They have no more in common with the lush woodcuts of the Colour Woodcut Society than they do with the Grosvenor School linocuts in progressive mode. What he did was take the bravura manner and emphatic keyblock of Frank Brangwyn and apply it to the 1920s. Like Brangwyn, he is third force, fertile and with much the same facility, though not so stagey. He avoided fashion like the plague. And perhaps in the end that is part of the appeal. How many artists would set about making a portfolio of old gates in a cathedral close? It isn't chic, but it sure is canny. The other old rogue behind him was Turner. Hesketh Hubbard was nothing if not educated about art and what people wanted.
These are essentially works of translation. Exactly the same thing was said about Yoshijiro Urushibara after he had been working with Frank Brangwyn for a number of years. Unlikely as it sounds, Urushibara took Brangwyn and gave him nuances he could never have found for himself. These prints do something similar. They tone Brangwyn down, and are as likeable as they are blokish.
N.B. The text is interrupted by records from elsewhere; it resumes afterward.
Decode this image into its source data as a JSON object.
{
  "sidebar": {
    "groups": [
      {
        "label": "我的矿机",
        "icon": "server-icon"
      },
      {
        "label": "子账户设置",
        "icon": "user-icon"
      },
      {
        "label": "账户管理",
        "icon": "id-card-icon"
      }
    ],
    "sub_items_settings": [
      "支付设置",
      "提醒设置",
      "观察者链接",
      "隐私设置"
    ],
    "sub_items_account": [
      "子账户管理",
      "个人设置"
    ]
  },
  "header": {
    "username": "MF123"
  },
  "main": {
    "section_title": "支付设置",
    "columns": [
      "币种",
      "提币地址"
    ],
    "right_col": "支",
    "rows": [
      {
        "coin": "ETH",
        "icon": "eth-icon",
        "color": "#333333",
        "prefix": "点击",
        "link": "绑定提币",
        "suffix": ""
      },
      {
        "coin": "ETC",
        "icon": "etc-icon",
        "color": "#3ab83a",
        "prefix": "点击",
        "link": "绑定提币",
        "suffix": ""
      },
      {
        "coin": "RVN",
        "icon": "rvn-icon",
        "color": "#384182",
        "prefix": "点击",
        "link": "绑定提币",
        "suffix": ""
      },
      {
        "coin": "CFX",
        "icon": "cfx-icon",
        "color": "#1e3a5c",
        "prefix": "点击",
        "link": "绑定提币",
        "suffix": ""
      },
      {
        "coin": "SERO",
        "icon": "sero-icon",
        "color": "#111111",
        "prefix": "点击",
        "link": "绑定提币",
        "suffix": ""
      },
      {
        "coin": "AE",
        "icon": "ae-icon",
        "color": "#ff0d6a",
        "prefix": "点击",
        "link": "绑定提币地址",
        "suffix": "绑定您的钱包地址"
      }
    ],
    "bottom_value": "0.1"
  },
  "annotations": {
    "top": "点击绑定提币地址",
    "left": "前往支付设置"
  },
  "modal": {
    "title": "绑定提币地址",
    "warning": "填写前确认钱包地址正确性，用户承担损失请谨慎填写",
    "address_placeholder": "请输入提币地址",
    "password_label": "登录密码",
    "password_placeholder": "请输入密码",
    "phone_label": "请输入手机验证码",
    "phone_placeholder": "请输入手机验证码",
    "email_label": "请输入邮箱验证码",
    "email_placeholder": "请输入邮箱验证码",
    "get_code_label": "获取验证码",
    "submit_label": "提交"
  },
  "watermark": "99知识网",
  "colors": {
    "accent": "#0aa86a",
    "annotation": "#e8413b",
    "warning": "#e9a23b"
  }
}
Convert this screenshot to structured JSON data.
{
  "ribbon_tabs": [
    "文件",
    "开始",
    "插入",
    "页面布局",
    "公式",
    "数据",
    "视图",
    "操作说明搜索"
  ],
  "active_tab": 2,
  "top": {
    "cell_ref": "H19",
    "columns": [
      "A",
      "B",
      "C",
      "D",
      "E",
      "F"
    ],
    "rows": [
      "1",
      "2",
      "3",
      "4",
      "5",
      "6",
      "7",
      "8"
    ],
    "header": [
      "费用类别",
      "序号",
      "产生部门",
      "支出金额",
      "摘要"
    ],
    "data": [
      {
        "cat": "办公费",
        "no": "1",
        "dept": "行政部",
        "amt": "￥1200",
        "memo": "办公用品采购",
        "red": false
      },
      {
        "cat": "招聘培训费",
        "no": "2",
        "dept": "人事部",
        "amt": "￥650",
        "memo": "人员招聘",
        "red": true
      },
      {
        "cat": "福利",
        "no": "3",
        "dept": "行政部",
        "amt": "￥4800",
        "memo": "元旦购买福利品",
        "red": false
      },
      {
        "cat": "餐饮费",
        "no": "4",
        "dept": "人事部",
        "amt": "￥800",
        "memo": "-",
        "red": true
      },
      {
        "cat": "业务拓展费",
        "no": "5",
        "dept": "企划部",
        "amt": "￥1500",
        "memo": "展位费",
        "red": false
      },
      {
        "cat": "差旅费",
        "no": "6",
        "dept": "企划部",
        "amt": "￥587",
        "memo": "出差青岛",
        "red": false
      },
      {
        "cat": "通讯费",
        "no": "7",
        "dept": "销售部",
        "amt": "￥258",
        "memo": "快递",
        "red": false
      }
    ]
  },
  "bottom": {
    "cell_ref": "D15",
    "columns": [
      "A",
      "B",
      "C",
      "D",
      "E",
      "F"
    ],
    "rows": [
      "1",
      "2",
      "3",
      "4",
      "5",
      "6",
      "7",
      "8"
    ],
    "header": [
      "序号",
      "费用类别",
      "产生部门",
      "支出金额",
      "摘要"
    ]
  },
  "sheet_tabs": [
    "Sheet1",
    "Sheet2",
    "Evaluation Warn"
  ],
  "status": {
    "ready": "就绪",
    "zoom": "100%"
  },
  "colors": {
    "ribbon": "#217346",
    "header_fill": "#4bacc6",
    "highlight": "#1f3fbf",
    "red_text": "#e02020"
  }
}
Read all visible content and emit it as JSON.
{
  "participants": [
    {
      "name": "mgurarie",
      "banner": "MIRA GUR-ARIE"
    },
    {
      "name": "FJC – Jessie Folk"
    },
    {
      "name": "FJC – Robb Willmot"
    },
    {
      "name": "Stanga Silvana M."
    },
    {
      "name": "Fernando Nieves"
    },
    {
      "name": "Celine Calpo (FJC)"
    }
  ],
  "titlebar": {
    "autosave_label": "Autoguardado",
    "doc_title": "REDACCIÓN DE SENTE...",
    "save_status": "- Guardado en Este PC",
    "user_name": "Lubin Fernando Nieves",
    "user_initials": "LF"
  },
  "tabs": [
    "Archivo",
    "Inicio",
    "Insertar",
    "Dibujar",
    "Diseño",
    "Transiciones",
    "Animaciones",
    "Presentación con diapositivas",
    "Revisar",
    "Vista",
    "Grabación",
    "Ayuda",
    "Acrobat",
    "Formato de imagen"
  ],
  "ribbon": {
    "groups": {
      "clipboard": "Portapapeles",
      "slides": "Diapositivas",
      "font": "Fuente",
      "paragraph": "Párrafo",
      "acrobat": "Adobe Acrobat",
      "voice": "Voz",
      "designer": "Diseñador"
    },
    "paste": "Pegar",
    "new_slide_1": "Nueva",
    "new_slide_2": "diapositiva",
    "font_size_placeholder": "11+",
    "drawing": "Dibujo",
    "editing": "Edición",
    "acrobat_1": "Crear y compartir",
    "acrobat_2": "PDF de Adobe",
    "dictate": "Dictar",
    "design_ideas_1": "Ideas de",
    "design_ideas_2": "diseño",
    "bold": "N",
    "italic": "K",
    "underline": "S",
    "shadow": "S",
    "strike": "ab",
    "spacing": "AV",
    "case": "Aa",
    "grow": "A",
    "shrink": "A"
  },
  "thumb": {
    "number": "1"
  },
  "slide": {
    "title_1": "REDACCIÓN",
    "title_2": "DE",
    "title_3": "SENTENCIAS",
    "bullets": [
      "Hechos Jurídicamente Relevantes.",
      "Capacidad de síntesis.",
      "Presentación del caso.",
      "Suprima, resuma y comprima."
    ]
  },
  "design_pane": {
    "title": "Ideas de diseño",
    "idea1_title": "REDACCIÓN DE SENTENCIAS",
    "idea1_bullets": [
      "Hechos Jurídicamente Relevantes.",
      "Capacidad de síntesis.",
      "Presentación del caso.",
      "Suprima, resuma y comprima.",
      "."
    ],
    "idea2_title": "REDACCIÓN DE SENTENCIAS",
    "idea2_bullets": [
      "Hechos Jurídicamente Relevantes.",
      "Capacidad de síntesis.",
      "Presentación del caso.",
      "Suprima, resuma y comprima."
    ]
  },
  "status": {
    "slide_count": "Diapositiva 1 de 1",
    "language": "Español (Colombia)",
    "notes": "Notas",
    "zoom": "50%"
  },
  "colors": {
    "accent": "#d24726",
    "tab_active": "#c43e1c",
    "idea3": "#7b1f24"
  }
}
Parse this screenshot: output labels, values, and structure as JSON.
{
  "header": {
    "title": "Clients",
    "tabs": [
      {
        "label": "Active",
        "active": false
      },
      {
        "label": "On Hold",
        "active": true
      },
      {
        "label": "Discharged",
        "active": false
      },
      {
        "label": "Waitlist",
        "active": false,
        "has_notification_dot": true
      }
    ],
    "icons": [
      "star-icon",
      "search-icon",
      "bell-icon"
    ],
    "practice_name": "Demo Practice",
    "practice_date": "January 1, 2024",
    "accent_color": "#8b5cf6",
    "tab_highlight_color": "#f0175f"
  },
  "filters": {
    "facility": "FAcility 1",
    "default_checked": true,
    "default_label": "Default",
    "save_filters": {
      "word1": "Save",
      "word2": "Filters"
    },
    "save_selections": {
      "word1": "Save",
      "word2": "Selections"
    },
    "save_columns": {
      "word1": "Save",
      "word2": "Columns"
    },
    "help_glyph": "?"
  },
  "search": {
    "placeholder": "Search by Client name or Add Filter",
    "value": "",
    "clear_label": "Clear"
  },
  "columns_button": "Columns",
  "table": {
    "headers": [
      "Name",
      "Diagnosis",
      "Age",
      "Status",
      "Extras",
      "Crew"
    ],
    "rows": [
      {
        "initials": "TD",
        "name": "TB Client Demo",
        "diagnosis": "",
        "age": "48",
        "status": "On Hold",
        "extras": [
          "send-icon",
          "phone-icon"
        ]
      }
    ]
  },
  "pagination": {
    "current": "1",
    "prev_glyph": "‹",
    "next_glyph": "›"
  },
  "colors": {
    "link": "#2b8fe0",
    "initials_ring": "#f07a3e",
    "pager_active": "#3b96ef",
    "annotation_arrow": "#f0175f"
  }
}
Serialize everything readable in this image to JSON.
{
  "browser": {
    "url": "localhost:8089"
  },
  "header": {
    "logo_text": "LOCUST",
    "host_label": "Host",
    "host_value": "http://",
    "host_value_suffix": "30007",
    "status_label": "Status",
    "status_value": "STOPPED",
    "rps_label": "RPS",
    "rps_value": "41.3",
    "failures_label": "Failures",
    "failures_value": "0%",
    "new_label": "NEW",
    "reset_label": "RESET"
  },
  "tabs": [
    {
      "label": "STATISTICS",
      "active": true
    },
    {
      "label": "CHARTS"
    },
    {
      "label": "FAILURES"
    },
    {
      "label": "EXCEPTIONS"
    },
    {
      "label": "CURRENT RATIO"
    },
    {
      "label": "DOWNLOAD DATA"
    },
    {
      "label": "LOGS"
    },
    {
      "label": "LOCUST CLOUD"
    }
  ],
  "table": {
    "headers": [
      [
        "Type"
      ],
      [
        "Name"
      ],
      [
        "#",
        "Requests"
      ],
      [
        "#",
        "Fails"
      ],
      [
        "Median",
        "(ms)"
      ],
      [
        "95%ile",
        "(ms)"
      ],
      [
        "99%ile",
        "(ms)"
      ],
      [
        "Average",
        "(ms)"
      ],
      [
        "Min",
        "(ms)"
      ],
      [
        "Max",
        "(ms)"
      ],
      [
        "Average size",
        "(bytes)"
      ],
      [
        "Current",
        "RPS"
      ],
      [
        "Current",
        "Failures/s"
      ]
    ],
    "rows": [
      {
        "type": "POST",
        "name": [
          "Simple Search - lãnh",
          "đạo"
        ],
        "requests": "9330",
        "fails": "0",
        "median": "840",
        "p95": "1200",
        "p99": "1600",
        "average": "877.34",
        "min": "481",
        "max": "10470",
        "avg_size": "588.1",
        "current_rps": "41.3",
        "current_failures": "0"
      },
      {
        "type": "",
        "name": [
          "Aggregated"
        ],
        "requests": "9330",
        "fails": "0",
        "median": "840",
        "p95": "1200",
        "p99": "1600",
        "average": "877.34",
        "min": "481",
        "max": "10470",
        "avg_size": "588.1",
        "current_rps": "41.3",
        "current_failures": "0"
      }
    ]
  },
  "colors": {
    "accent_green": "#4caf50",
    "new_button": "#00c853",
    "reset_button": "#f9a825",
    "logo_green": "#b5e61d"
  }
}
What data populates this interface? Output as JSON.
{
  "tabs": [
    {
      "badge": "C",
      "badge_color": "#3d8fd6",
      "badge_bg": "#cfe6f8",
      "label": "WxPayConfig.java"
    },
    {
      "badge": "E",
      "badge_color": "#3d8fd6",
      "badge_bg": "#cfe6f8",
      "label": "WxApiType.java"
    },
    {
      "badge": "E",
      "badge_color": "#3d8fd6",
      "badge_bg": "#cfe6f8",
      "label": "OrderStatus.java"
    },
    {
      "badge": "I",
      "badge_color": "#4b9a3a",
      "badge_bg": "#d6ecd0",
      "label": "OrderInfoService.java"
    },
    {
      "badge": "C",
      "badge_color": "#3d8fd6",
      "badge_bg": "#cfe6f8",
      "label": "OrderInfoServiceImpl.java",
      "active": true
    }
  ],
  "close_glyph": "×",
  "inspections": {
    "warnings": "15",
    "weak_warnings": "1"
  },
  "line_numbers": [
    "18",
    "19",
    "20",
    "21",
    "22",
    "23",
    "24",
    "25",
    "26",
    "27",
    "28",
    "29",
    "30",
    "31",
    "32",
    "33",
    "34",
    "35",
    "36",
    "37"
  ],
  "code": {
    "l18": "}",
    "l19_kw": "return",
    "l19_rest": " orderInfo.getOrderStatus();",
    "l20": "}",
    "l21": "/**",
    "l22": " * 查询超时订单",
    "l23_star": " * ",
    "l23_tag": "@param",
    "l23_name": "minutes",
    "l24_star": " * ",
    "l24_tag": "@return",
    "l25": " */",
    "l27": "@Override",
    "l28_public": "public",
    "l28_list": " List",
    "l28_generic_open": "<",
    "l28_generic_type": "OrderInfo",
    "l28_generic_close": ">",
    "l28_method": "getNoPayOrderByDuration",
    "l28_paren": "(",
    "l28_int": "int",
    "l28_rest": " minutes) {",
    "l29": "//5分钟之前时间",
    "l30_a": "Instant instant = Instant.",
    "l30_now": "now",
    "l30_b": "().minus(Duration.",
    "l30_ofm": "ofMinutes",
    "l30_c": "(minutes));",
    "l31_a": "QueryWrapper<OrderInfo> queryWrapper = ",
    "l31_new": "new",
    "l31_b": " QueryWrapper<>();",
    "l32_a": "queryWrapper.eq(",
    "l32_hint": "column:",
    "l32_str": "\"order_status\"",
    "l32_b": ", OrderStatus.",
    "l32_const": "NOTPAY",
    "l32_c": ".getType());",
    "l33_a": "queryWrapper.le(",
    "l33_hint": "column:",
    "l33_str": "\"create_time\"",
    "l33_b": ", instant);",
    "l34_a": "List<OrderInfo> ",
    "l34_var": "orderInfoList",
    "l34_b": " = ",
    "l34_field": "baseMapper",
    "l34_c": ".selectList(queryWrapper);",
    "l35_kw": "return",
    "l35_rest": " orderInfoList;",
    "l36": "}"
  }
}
And unlike Brangwyn, they are also deeply English, images of people getting on with things and minding their own business, determindly out of fashion.